EXERCISE OBJECTIVE: All of the records below are to be given again word for word, with the pictures removed.

--- DATA FOR THE TASK Enclosed Below ---

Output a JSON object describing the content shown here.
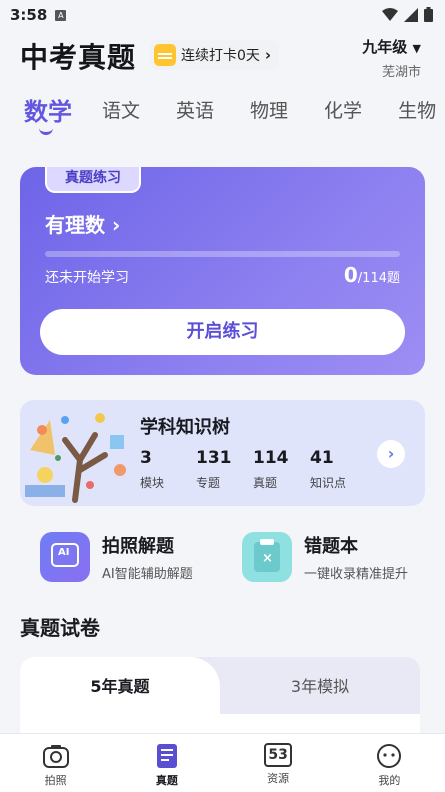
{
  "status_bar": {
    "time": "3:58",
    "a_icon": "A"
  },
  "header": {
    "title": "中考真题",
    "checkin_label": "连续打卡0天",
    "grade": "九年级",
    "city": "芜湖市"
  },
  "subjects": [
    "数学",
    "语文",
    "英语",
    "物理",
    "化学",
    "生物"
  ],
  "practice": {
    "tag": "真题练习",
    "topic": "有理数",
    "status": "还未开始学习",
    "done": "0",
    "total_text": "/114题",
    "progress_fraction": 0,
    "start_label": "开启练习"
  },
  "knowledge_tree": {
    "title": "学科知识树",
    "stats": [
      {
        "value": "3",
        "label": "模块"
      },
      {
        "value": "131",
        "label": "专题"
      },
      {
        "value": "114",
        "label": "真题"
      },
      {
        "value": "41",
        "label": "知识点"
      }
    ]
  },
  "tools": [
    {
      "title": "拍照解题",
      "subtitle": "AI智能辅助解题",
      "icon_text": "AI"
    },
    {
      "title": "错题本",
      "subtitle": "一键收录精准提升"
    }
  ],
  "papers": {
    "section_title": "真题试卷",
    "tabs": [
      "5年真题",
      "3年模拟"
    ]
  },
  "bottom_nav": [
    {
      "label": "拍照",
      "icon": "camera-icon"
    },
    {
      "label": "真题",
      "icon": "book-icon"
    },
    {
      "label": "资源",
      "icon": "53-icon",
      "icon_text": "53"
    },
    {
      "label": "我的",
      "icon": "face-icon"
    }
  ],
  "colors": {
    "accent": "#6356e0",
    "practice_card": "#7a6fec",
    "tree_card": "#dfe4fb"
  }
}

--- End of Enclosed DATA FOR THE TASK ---

WRITTEN SOLUTION:
Output a JSON object describing the content shown here.
{
  "status_bar": {
    "time": "3:58",
    "a_icon": "A"
  },
  "header": {
    "title": "中考真题",
    "checkin_label": "连续打卡0天",
    "grade": "九年级",
    "city": "芜湖市"
  },
  "subjects": [
    "数学",
    "语文",
    "英语",
    "物理",
    "化学",
    "生物"
  ],
  "practice": {
    "tag": "真题练习",
    "topic": "有理数",
    "status": "还未开始学习",
    "done": "0",
    "total_text": "/114题",
    "progress_fraction": 0,
    "start_label": "开启练习"
  },
  "knowledge_tree": {
    "title": "学科知识树",
    "stats": [
      {
        "value": "3",
        "label": "模块"
      },
      {
        "value": "131",
        "label": "专题"
      },
      {
        "value": "114",
        "label": "真题"
      },
      {
        "value": "41",
        "label": "知识点"
      }
    ]
  },
  "tools": [
    {
      "title": "拍照解题",
      "subtitle": "AI智能辅助解题",
      "icon_text": "AI"
    },
    {
      "title": "错题本",
      "subtitle": "一键收录精准提升"
    }
  ],
  "papers": {
    "section_title": "真题试卷",
    "tabs": [
      "5年真题",
      "3年模拟"
    ]
  },
  "bottom_nav": [
    {
      "label": "拍照",
      "icon": "camera-icon"
    },
    {
      "label": "真题",
      "icon": "book-icon"
    },
    {
      "label": "资源",
      "icon": "53-icon",
      "icon_text": "53"
    },
    {
      "label": "我的",
      "icon": "face-icon"
    }
  ],
  "colors": {
    "accent": "#6356e0",
    "practice_card": "#7a6fec",
    "tree_card": "#dfe4fb"
  }
}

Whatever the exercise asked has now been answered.